For the record, the speech did foreshadow a number of policy initiatives: the release of an industry and innovation statement "in coming weeks'', an attempt to get agreement at April's COAG meeting for the implementation of the national plan for school improvement, and the announcement of structural savings before and in the budget. Also flagged was the launch of the National Disability Insurance Scheme in July, though this hardly counts as a "new'' policy goal.
"This is the work of 2013,'' intoned Ms Gillard. "Governing first, electioneering second.''
Actually, as the many motherhood statements in the Prime Minister's speech made clear, the government considers its primary work of 2013 to be winning re-election. Ms Gillard might have argued to the contrary, declaring that it would be "clear to all which are the days of governing and which are the days of campaigning'', but it is obvious to most voters that last Wednesday marked the start of a 228-day election campaign. With everything that has occurred since - the arrest of former Labor MP Craig Thomson, the extraordinary revelations at the ICAC inquiry in Sydney, and the retirements of Nicola Roxon and Chris Evans - being seen through the prism of electoral advantage and disadvantage, it is hard to argue otherwise.
On Tuesday, before Parliament had sat for the first time in 2013 (and ignited by weekend opinion polls revealing that Labor's vote is going backwards), speculation swept Capital Hill that Kevin Rudd was again dusting off his leadership ambitions. In question time, in response to Opposition Leader Tony Abbott's query about when the government expected to produce a budget surplus, the Prime Minister could do little better than repeat trite statements about maintaining a focus on jobs and economic growth.
The chances that Labor will govern for a full term with firm resolve and a preparedness to make tough decisions, as Ms Gillard pledged in 2010, now look remote. In this era of the 24-hour news cycle and constant opinion polling, all parties are guilty of occasionally putting political survival ahead of the national interest. But no party has ever sought to institutionalise politicking for seven months. Voters have every reason to feel peeved.
ccording to the outspoken Dick Smith, wealthy Australians - particularly merchant bankers and businessmen/entrepreneurs flush with cash from a liquidity event - are not particularly given to public philanthropy. A growing number of Australia's nouveau riche have made significant bequests to cultural, medical or educational institutions in recent years. Others have set up private foundations similar to those established by noted American philanthropists Warren Buffett and Bill and Melinda Gates and with the intention, like them, of giving away most of their fortunes before they die.
The latest is Graham Tuckwell, a financial entrepreneur whose foundation (set up together with his wife, Louise) has just given $50 million to the Australian National University for the establishment of an undergraduate scholarship fund.
The new scholarship scheme will enable 25 students from across Australia to study at the ANU each year, with the bursaries worth $100,000 per student over five years.

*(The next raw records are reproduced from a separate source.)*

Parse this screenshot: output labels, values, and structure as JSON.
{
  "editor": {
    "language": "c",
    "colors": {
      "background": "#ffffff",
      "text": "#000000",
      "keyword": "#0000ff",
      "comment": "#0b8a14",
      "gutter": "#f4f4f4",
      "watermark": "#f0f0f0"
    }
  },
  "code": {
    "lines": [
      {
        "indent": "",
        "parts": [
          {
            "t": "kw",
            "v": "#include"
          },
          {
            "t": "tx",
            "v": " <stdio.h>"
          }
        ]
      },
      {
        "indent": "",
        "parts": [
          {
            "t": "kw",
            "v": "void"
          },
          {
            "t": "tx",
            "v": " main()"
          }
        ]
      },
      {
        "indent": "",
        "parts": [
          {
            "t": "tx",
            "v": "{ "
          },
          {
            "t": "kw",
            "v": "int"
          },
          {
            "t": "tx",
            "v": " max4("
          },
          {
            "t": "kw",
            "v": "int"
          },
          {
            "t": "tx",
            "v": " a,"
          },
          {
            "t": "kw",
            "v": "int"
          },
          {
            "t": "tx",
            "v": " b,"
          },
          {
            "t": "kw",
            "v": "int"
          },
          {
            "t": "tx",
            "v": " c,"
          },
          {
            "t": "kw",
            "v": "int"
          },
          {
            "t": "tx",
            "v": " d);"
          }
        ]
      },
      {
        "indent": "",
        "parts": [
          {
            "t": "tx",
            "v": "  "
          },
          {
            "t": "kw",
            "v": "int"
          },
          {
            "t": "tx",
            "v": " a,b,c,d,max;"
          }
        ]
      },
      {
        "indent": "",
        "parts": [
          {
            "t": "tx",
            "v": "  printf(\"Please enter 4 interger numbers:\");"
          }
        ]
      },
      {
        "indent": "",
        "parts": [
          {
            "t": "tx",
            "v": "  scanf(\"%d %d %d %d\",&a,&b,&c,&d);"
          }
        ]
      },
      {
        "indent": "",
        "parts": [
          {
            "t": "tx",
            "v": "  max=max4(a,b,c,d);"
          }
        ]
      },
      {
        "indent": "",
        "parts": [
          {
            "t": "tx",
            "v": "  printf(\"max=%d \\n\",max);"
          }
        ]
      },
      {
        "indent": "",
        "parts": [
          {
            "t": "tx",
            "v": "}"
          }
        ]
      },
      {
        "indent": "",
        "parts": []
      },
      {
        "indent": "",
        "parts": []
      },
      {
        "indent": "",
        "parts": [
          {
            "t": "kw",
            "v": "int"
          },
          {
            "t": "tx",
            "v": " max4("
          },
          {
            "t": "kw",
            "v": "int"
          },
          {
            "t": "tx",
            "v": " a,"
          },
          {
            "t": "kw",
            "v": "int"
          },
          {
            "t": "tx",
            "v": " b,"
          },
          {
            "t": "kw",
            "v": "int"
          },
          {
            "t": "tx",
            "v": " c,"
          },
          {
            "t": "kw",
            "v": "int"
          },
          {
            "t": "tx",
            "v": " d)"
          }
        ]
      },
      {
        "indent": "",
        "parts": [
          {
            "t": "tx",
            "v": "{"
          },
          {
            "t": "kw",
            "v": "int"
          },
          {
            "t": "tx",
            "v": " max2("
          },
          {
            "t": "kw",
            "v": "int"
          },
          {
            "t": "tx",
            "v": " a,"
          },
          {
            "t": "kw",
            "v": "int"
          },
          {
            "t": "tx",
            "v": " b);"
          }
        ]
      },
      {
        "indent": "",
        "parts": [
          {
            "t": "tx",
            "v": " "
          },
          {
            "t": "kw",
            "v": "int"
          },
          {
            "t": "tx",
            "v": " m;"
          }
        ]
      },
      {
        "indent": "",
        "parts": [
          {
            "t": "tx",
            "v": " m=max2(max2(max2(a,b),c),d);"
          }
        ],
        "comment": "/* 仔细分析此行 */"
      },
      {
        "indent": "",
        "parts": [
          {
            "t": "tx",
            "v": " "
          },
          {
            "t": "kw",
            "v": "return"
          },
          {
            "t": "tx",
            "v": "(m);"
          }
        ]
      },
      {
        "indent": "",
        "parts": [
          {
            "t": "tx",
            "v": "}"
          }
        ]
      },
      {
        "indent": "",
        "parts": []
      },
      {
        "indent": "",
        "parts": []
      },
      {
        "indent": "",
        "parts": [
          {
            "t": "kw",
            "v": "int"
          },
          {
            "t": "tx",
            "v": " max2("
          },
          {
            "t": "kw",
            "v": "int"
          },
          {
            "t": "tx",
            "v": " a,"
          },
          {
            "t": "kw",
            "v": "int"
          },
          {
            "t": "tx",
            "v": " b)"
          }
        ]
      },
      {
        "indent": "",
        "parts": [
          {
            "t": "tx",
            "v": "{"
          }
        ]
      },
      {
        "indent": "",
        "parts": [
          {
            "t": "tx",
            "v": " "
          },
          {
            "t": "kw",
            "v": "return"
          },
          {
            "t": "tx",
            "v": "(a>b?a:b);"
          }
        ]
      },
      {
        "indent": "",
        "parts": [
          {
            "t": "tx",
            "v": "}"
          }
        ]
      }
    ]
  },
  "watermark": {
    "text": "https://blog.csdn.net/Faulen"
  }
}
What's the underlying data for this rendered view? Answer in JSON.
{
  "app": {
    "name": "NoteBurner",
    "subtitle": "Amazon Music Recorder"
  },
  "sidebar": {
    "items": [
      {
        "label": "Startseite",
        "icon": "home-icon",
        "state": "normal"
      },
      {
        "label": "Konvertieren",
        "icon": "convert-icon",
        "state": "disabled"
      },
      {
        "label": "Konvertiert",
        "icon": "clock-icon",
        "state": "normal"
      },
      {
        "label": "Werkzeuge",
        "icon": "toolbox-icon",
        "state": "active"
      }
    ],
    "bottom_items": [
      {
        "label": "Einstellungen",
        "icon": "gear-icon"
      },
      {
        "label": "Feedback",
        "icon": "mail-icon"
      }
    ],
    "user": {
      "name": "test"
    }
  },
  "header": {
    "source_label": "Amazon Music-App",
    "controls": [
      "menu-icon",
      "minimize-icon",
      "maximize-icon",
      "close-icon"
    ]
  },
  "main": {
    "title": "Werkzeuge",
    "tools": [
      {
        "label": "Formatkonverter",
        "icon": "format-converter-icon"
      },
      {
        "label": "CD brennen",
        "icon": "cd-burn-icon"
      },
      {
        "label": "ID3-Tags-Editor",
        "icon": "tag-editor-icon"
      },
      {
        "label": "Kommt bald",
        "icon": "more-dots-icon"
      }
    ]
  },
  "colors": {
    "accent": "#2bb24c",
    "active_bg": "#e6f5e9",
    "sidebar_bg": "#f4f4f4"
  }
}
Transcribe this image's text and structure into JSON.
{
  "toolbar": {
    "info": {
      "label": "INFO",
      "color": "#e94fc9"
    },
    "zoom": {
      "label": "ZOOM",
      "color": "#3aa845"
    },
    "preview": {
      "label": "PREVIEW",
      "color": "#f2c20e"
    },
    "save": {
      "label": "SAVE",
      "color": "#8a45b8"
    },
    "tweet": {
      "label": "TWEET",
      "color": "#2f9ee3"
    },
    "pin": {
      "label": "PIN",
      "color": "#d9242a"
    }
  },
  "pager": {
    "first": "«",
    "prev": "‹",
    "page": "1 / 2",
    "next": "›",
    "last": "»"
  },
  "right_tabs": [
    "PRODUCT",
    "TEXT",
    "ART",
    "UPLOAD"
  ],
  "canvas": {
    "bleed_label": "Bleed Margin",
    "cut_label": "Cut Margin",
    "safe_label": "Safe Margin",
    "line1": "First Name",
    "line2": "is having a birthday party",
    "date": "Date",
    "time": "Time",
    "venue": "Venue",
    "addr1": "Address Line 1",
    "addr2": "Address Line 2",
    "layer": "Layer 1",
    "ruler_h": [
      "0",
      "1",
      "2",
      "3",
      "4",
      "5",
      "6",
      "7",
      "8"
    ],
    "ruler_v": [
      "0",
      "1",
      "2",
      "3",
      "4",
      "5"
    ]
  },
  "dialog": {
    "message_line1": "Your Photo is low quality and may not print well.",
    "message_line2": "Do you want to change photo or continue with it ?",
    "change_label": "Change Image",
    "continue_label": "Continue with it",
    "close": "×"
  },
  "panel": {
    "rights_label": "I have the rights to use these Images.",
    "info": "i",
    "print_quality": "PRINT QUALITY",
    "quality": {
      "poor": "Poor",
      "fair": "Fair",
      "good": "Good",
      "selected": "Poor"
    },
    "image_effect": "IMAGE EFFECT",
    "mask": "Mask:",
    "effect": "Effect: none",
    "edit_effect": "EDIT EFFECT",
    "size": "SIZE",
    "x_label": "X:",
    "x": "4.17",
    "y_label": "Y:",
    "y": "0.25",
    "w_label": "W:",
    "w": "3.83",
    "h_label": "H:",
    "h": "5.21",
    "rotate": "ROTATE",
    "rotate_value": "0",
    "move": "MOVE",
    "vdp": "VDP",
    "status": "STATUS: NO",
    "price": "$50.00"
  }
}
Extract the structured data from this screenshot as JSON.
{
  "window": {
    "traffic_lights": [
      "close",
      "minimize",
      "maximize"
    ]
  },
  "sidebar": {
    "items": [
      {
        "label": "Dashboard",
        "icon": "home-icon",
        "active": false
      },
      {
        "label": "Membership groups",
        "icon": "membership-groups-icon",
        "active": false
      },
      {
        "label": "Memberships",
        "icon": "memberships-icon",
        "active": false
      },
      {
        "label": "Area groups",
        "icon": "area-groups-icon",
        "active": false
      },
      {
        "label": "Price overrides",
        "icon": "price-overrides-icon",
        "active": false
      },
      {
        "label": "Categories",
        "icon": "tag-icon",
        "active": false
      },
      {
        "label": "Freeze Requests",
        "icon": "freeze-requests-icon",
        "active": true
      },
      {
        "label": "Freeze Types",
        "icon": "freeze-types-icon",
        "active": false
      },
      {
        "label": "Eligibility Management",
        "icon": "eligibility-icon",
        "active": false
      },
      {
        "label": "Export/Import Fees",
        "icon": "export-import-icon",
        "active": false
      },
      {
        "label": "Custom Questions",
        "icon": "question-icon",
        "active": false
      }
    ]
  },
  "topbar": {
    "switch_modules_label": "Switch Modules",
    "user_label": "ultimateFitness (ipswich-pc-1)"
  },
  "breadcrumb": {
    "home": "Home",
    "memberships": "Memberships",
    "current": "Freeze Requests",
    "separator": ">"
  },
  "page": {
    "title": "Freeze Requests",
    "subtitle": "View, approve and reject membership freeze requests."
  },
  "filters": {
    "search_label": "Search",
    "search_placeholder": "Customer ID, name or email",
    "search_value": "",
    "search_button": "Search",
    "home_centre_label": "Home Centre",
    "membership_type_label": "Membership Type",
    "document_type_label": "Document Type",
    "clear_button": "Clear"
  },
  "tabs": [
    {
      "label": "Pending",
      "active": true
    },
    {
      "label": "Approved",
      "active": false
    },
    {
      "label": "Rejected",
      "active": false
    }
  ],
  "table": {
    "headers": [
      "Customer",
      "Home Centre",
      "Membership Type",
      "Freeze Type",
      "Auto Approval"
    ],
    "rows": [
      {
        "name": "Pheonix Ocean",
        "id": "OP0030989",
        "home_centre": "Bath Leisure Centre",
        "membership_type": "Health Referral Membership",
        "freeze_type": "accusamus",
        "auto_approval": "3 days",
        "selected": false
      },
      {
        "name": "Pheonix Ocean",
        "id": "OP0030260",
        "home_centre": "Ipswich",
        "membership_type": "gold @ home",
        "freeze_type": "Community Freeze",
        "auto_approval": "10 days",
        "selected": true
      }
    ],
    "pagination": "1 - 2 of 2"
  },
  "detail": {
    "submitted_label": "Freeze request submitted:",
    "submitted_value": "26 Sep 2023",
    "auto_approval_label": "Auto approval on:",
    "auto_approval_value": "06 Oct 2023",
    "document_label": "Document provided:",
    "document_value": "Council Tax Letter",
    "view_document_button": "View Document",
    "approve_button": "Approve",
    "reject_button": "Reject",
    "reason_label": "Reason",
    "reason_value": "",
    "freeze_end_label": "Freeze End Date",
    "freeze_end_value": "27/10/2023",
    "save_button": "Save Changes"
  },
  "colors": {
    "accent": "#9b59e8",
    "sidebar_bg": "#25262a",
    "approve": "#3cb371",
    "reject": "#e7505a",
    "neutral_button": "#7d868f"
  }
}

His is not a familiar name to many Canberrans, though he was born and educated here. But those people who read the financial press or who are aware of the growth in global exchange-traded commodities (in which Mr Tuckwell was something of an innovator) certainly know of him - along with the fact that he entered the BRW Rich 200 list last year with an estimated fortune of $775 million.
Australians as a group place a premium on reserve and modesty, but when wealthy Australians are willing to give back to the nation and society that gave them the opportunity to create wealth it is only right that they be applauded - and emulated.